**Try it:** Nothing but a number should be given: how many lines of the records include "this"?

**Study material:**
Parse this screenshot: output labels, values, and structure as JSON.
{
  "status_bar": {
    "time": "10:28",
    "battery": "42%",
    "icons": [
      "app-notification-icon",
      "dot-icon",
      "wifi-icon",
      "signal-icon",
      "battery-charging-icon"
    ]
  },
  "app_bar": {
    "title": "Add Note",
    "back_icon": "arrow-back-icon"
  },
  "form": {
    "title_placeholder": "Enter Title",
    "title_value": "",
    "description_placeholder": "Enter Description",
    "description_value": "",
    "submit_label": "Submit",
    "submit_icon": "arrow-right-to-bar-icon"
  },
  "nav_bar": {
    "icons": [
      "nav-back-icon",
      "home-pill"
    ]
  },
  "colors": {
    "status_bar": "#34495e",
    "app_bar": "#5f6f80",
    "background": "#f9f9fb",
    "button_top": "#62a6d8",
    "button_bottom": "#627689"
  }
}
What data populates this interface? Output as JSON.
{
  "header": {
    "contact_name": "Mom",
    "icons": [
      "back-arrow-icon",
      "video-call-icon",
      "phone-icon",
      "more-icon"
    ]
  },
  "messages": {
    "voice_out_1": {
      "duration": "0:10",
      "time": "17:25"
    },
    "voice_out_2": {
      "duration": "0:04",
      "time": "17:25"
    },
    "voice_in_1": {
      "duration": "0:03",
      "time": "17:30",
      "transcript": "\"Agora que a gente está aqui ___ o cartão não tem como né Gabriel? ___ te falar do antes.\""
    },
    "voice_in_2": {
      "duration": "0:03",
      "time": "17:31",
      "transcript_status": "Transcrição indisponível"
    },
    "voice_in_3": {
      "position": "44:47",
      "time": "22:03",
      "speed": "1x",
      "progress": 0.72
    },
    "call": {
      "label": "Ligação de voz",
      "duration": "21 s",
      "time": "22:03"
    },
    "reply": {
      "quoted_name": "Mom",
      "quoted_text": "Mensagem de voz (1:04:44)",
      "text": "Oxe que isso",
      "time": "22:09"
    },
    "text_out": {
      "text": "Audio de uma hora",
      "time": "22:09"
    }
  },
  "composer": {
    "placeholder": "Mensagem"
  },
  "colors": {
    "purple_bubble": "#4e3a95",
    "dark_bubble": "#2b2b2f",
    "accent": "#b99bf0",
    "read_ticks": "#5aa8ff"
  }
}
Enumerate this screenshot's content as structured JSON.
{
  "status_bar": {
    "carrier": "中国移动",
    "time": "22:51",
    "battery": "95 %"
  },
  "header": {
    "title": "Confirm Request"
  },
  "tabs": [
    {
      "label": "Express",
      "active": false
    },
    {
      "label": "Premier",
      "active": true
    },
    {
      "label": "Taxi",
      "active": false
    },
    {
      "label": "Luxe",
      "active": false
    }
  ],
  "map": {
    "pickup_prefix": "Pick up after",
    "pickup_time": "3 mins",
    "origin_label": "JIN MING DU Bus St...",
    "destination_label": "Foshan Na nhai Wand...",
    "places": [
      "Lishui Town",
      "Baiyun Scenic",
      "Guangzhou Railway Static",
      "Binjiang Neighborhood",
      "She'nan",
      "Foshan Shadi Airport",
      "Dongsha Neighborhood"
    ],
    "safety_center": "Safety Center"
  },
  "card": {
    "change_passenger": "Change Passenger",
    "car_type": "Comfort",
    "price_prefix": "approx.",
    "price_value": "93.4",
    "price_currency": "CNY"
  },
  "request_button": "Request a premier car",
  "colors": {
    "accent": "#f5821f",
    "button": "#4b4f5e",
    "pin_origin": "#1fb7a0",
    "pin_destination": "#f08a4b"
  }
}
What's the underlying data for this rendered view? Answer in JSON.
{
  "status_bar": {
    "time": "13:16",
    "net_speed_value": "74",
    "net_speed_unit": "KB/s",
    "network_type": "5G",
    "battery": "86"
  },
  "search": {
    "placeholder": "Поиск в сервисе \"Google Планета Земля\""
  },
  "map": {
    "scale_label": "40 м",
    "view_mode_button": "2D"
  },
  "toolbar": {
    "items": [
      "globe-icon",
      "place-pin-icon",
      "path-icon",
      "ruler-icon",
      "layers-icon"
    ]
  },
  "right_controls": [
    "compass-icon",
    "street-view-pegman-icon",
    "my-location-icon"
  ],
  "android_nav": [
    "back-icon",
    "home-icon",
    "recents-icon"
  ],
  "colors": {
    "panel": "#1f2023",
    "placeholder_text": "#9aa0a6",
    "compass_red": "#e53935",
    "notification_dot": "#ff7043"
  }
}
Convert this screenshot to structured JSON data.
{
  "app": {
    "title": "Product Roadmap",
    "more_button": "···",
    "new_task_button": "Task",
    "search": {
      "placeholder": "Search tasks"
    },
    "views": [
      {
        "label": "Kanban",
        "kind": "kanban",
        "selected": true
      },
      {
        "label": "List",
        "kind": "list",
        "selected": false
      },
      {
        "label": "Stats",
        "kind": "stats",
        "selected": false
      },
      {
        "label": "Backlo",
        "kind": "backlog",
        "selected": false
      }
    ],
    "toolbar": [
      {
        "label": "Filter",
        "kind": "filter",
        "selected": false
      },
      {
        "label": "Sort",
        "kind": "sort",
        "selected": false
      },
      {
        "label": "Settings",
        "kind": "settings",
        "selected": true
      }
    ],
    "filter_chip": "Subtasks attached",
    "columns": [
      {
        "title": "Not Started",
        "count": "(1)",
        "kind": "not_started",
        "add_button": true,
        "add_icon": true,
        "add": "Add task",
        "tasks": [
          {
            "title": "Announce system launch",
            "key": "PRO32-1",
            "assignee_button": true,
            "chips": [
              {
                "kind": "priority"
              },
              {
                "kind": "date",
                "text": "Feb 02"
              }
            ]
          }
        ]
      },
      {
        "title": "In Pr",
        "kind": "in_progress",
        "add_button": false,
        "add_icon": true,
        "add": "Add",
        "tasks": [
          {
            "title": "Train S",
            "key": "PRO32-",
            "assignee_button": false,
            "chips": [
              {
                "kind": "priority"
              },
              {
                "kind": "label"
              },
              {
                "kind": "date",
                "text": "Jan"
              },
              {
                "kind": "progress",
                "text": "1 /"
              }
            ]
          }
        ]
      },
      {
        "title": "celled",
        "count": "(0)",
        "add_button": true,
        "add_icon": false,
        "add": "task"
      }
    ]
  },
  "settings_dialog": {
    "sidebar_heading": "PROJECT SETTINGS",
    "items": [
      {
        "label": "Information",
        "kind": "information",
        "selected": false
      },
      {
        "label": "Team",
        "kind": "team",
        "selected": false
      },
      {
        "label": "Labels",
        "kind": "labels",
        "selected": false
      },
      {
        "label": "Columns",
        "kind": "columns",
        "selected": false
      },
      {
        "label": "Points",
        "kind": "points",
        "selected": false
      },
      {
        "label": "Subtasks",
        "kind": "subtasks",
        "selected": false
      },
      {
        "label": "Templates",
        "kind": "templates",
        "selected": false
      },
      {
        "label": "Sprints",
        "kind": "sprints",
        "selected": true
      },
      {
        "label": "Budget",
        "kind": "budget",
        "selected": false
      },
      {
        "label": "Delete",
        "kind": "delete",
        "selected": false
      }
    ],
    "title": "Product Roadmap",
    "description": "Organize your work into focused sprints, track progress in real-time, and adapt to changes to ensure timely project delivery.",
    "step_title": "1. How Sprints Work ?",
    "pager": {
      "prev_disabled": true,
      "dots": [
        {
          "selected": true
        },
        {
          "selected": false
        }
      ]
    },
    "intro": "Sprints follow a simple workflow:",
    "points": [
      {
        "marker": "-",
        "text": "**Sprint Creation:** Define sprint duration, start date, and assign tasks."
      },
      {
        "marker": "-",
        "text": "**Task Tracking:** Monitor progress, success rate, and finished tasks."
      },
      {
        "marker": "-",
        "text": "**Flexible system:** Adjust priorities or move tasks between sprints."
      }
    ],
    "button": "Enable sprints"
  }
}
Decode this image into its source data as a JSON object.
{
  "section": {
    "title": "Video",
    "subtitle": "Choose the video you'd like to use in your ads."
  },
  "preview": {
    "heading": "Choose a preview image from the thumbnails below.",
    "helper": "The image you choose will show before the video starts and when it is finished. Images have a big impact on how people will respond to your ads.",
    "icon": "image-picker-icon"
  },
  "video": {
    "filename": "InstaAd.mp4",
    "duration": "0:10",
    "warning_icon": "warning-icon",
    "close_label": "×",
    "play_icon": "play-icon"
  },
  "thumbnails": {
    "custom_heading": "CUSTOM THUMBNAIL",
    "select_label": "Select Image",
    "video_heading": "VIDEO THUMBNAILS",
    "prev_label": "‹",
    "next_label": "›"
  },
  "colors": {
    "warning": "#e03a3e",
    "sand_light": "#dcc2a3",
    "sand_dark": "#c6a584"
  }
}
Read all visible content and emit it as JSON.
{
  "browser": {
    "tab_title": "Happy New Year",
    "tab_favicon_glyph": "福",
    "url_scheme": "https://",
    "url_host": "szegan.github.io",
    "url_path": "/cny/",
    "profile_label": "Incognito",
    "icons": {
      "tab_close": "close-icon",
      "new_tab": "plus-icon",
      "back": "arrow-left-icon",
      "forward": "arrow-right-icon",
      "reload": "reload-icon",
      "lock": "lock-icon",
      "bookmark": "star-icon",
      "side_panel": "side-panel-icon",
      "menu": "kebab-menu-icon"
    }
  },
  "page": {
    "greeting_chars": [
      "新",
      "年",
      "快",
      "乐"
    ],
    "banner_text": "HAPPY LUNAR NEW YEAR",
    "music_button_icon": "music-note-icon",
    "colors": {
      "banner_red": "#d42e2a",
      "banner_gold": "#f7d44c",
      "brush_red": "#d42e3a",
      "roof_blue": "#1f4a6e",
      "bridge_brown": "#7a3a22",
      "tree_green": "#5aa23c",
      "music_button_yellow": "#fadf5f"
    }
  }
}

**Solved exercise:** 6